Will I ever take a "formal" test? I'm really not concerned about it right now. I'm confident of my place now.
My aunt discovered she might be on the spectrum years after my cousin was diagnosed with Aspergers. It's interesting how these traits disperse in families.I'd been going to meetings of "Adult Children from Dysfunctional Families," etc. for 15 years when my sister got distressed that mother was dying without ever having said "I love you." I did another search on her symptoms, and happened across a list of 13 characteristics of Aspies. Nobody had ever suggested anything inherited at all, but suddenly both her life and mine made sense.
I'm glad the diagnosis helped you and that the process was comfortable. For me, just realizing the potential that I could be on the spectrum allows me to give myself more grace when I do odd things at work or at social events.When I first suspected I was Autistic, I'd been working in disability services for about 2-3 years. I was a caseworker for people with intellectual and developmental disabilities. I read that Gary Numan (the guy who did the song "Cars") had Asperger's and was curious what his life was like. I also wanted to learn more about ASD since I helped serve such individuals, but never received much training on working with them. Pretty soon I realized all this information described me.

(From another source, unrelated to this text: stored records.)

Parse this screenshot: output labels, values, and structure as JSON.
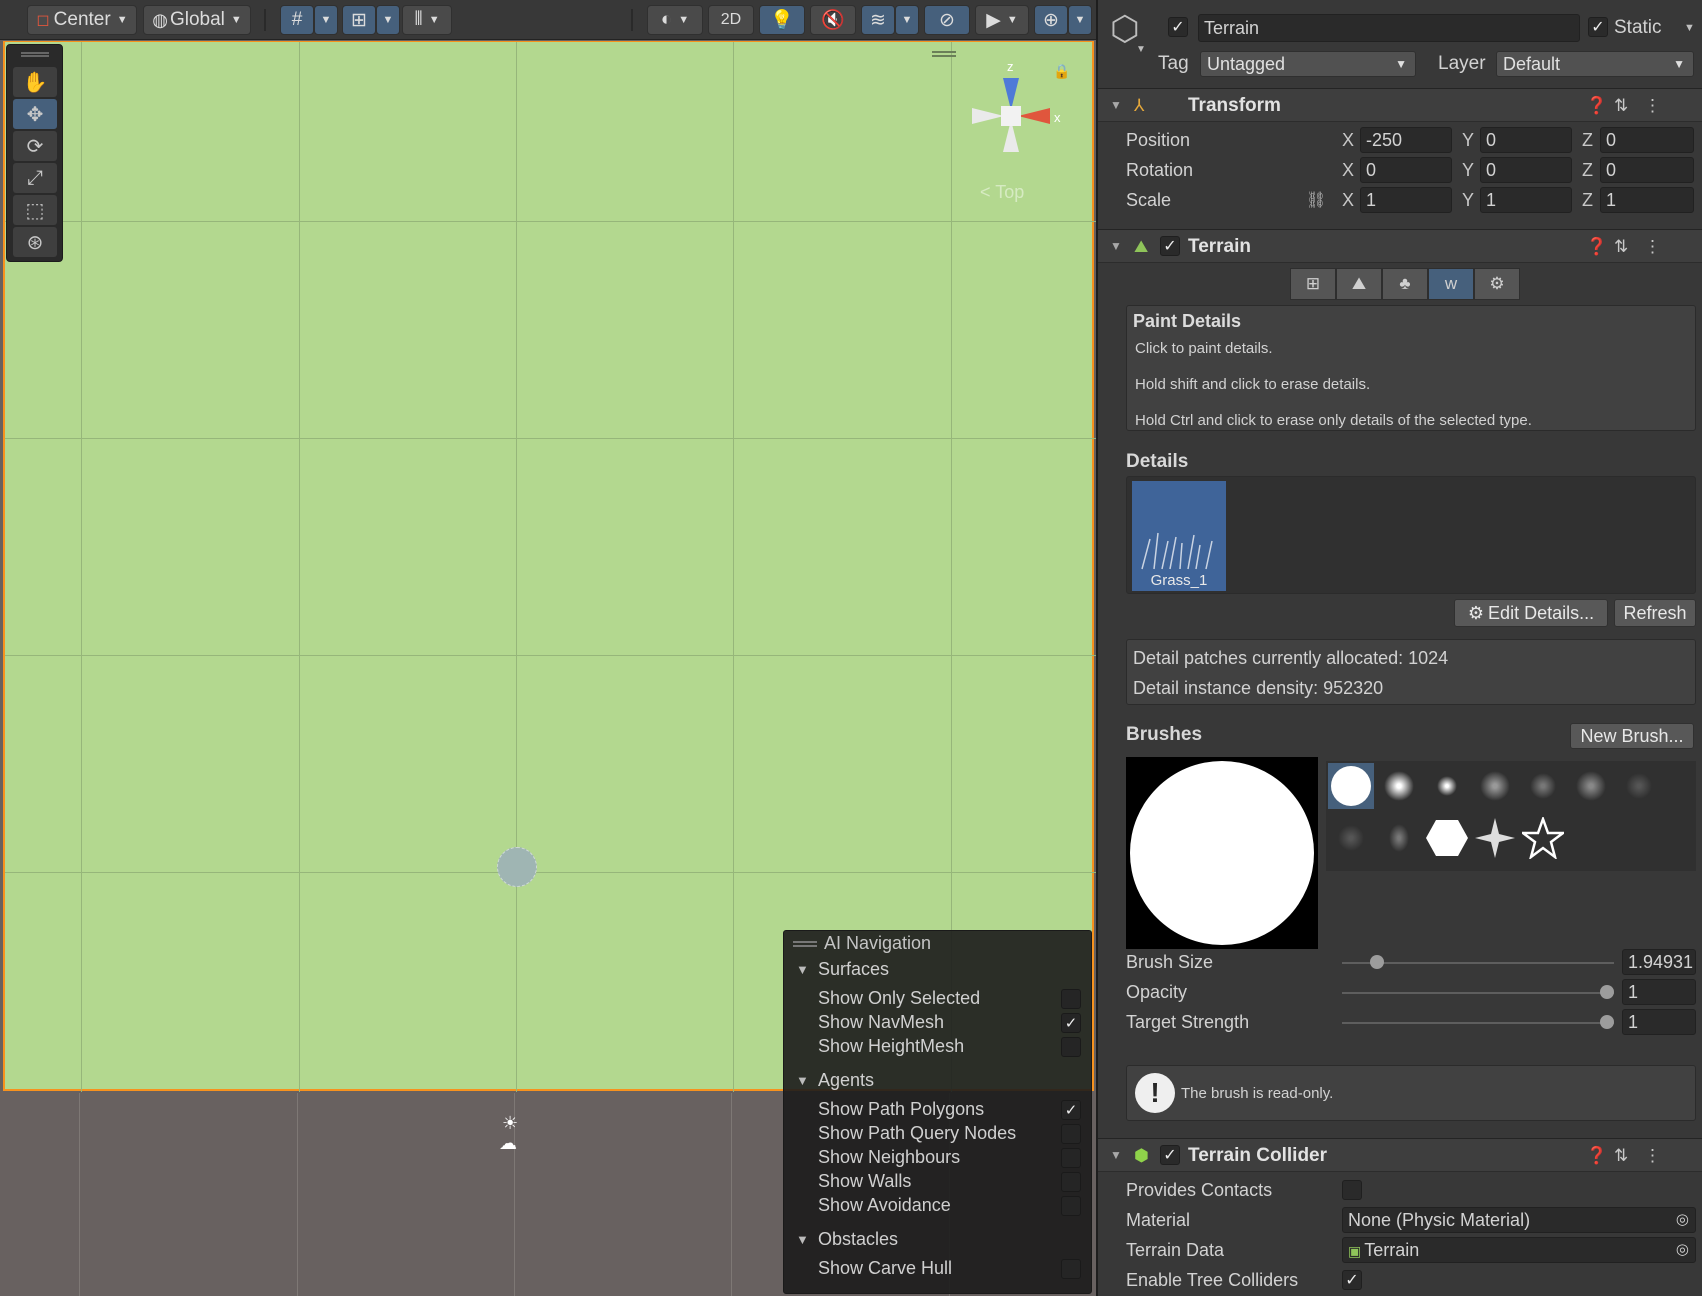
{
  "scene_toolbar": {
    "pivot_label": "Center",
    "space_label": "Global",
    "mode_2d_label": "2D"
  },
  "scene_view": {
    "gizmo_axes": {
      "x": "x",
      "z": "z"
    },
    "view_label": "Top",
    "terrain_color": "#b3d88f",
    "selection_outline_color": "#f7921e"
  },
  "ai_navigation": {
    "title": "AI Navigation",
    "surfaces": {
      "label": "Surfaces",
      "items": [
        {
          "label": "Show Only Selected",
          "checked": false
        },
        {
          "label": "Show NavMesh",
          "checked": true
        },
        {
          "label": "Show HeightMesh",
          "checked": false
        }
      ]
    },
    "agents": {
      "label": "Agents",
      "items": [
        {
          "label": "Show Path Polygons",
          "checked": true
        },
        {
          "label": "Show Path Query Nodes",
          "checked": false
        },
        {
          "label": "Show Neighbours",
          "checked": false
        },
        {
          "label": "Show Walls",
          "checked": false
        },
        {
          "label": "Show Avoidance",
          "checked": false
        }
      ]
    },
    "obstacles": {
      "label": "Obstacles",
      "items": [
        {
          "label": "Show Carve Hull",
          "checked": false
        }
      ]
    }
  },
  "inspector": {
    "object": {
      "name": "Terrain",
      "active": true,
      "static_label": "Static",
      "static": true,
      "tag_label": "Tag",
      "tag_value": "Untagged",
      "layer_label": "Layer",
      "layer_value": "Default"
    },
    "transform": {
      "title": "Transform",
      "rows": [
        {
          "label": "Position",
          "x": "-250",
          "y": "0",
          "z": "0"
        },
        {
          "label": "Rotation",
          "x": "0",
          "y": "0",
          "z": "0"
        },
        {
          "label": "Scale",
          "x": "1",
          "y": "1",
          "z": "1"
        }
      ],
      "axis_labels": {
        "x": "X",
        "y": "Y",
        "z": "Z"
      }
    },
    "terrain": {
      "title": "Terrain",
      "enabled": true,
      "paint_details": {
        "title": "Paint Details",
        "lines": [
          "Click to paint details.",
          "Hold shift and click to erase details.",
          "Hold Ctrl and click to erase only details of the selected type."
        ]
      },
      "details_label": "Details",
      "detail_item": "Grass_1",
      "edit_details_label": "Edit Details...",
      "refresh_label": "Refresh",
      "stats": {
        "patches": "Detail patches currently allocated: 1024",
        "density": "Detail instance density: 952320"
      },
      "brushes_label": "Brushes",
      "new_brush_label": "New Brush...",
      "brush_size_label": "Brush Size",
      "brush_size_value": "1.94931",
      "brush_size_fraction": 0.11,
      "opacity_label": "Opacity",
      "opacity_value": "1",
      "opacity_fraction": 1.0,
      "target_strength_label": "Target Strength",
      "target_strength_value": "1",
      "target_strength_fraction": 1.0,
      "read_only_message": "The brush is read-only."
    },
    "terrain_collider": {
      "title": "Terrain Collider",
      "enabled": true,
      "provides_contacts_label": "Provides Contacts",
      "provides_contacts": false,
      "material_label": "Material",
      "material_value": "None (Physic Material)",
      "terrain_data_label": "Terrain Data",
      "terrain_data_value": "Terrain",
      "enable_tree_colliders_label": "Enable Tree Colliders",
      "enable_tree_colliders": true
    }
  },
  "colors": {
    "accent_selected": "#46607c",
    "panel_bg": "#383838"
  }
}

I had a few humiliating encounters with therapists as I started to seek support and potentially a diagnosis. About 7 years later (within this past year), I finally got diagnosed. It was affordable, easy, and through a reputable place. They listened instead of condescending or belittling me. The self-awareness has helped me personally, and also in my job at an adult day program for disabled people. We share many of the same issues and get along really well.
Not tics, but because of the way I tend to blurt out the truth if people ask me something I wasn't expecting. It's amazing how often people don't really want to hear the truth.Were you diagnosed with Tourette's as well or was that just something you've suspected because of tics?